══ Excerpted data ══

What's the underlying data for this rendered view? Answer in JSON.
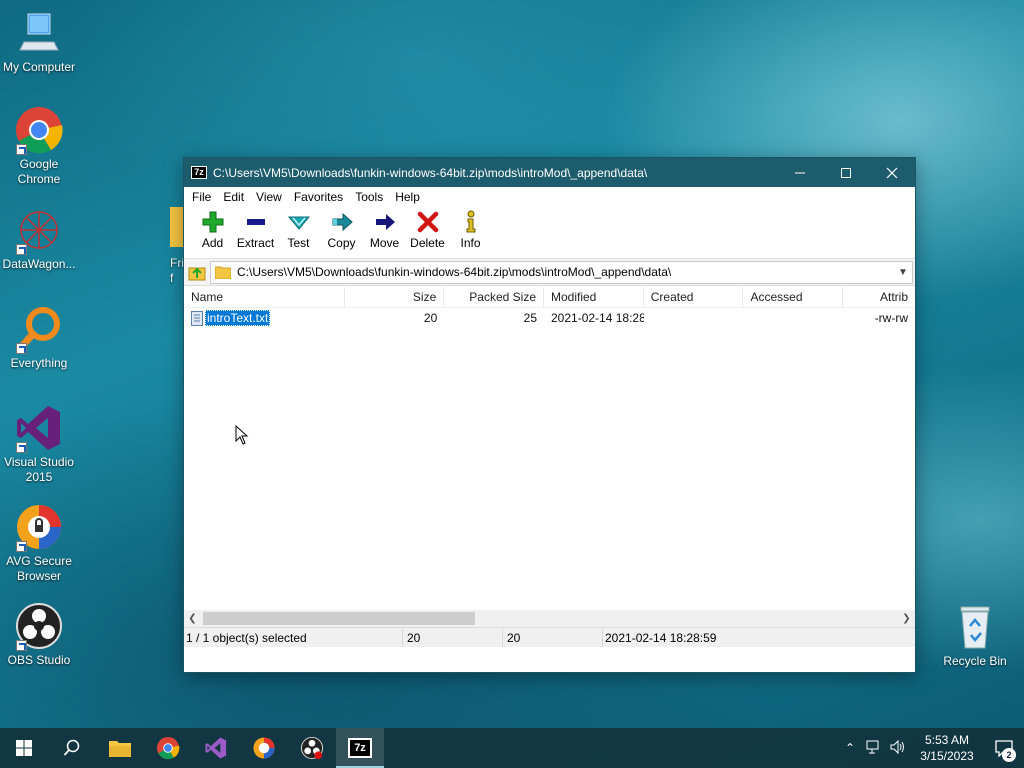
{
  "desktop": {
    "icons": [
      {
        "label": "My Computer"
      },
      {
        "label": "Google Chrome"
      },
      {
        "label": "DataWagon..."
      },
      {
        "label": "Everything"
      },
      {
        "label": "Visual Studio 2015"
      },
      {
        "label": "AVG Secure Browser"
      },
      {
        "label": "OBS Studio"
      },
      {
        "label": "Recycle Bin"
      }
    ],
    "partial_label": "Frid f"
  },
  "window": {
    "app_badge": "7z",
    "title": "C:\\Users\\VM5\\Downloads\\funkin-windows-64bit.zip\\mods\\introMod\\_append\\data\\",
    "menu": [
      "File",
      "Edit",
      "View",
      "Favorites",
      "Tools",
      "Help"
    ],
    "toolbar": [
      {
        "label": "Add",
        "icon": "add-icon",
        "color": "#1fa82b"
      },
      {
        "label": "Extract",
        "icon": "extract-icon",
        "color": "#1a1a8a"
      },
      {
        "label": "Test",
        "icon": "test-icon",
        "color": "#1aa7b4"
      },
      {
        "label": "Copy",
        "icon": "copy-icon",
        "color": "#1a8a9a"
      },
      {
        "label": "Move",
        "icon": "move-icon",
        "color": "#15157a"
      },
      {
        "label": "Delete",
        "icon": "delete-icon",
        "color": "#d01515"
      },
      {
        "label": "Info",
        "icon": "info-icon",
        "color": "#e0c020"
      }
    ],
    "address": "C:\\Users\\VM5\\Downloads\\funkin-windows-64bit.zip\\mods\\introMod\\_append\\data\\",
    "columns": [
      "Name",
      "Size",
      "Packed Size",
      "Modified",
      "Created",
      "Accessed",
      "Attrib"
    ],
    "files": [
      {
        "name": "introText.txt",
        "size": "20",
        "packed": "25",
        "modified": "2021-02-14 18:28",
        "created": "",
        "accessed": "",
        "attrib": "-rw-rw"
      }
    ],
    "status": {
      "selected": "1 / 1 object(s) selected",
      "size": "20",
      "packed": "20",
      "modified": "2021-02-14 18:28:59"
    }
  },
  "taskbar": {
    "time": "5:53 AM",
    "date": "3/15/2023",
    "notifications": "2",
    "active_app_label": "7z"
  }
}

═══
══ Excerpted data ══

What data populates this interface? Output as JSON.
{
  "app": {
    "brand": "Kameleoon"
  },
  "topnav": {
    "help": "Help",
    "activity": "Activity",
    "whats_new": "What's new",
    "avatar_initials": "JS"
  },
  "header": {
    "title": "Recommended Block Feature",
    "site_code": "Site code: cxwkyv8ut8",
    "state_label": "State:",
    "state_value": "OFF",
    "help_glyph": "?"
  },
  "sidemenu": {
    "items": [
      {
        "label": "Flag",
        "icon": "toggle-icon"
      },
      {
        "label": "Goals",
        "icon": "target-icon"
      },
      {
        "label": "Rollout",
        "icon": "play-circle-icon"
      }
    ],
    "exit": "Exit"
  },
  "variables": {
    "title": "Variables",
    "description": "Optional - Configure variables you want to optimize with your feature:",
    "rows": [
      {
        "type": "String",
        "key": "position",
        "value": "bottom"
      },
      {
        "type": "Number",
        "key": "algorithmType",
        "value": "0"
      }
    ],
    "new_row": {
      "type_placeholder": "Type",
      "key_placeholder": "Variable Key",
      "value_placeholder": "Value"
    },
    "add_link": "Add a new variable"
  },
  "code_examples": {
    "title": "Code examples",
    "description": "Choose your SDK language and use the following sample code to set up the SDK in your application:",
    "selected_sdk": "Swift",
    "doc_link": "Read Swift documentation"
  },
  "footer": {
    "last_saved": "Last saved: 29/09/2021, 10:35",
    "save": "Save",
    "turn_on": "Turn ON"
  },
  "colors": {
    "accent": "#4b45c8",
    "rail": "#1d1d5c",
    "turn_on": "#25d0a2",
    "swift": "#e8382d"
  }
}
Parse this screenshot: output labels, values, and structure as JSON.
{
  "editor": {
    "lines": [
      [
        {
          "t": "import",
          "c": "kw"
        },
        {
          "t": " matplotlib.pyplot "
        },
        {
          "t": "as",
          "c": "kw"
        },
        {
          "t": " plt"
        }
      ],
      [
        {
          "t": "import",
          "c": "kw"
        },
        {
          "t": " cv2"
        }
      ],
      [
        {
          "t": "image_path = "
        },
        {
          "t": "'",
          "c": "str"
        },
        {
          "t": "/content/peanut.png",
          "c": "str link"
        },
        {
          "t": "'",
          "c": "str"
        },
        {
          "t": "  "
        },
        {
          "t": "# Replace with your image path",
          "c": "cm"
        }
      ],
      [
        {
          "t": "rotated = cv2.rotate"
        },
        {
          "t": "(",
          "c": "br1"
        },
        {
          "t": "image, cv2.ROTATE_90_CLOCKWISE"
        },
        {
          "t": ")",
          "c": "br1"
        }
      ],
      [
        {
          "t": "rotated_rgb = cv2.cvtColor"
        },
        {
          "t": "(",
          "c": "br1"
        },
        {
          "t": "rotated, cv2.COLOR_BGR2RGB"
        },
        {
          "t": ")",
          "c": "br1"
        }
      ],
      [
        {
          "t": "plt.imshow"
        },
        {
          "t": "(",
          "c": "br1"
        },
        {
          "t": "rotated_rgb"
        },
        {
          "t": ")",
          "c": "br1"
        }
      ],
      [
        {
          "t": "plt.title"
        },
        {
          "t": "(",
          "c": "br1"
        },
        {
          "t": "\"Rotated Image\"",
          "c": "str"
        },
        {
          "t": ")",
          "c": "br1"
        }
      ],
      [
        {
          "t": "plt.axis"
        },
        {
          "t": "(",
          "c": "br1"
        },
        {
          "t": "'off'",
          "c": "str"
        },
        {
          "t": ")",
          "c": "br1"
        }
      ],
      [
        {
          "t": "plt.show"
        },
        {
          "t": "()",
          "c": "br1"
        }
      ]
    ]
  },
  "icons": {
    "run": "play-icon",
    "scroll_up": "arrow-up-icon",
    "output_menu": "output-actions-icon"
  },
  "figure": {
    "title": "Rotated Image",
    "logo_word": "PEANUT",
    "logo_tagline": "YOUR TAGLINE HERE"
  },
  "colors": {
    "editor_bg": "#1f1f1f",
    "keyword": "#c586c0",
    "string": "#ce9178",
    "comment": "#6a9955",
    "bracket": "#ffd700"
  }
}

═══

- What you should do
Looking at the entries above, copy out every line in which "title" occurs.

- Written solution
    "title": "C:\\Users\\VM5\\Downloads\\funkin-windows-64bit.zip\\mods\\introMod\\_append\\data\\",
    "title": "Recommended Block Feature",
    "title": "Variables",
    "title": "Code examples",
          "t": "plt.title"
    "title": "Rotated Image",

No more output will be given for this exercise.